Output each record verbatim, with pictures left out.

**Data**:

====

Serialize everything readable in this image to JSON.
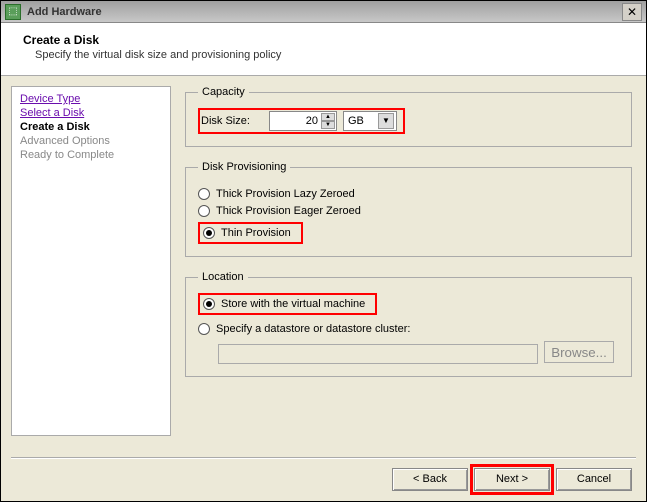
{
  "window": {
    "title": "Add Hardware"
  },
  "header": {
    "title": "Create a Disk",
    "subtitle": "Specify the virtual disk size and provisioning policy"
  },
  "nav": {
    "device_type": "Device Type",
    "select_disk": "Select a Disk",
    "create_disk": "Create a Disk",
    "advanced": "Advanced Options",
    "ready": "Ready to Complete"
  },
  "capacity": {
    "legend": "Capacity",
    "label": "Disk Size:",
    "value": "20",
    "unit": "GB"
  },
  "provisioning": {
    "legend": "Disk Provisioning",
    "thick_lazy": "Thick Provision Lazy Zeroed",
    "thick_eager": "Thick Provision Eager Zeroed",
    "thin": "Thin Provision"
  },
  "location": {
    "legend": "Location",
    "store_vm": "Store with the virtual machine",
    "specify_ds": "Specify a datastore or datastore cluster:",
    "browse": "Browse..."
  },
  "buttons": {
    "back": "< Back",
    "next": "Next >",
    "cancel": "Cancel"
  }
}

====

**Answer space**:
Serialize everything readable in this image to JSON.
{
  "window": {
    "title": "Add Hardware"
  },
  "header": {
    "title": "Create a Disk",
    "subtitle": "Specify the virtual disk size and provisioning policy"
  },
  "nav": {
    "device_type": "Device Type",
    "select_disk": "Select a Disk",
    "create_disk": "Create a Disk",
    "advanced": "Advanced Options",
    "ready": "Ready to Complete"
  },
  "capacity": {
    "legend": "Capacity",
    "label": "Disk Size:",
    "value": "20",
    "unit": "GB"
  },
  "provisioning": {
    "legend": "Disk Provisioning",
    "thick_lazy": "Thick Provision Lazy Zeroed",
    "thick_eager": "Thick Provision Eager Zeroed",
    "thin": "Thin Provision"
  },
  "location": {
    "legend": "Location",
    "store_vm": "Store with the virtual machine",
    "specify_ds": "Specify a datastore or datastore cluster:",
    "browse": "Browse..."
  },
  "buttons": {
    "back": "< Back",
    "next": "Next >",
    "cancel": "Cancel"
  }
}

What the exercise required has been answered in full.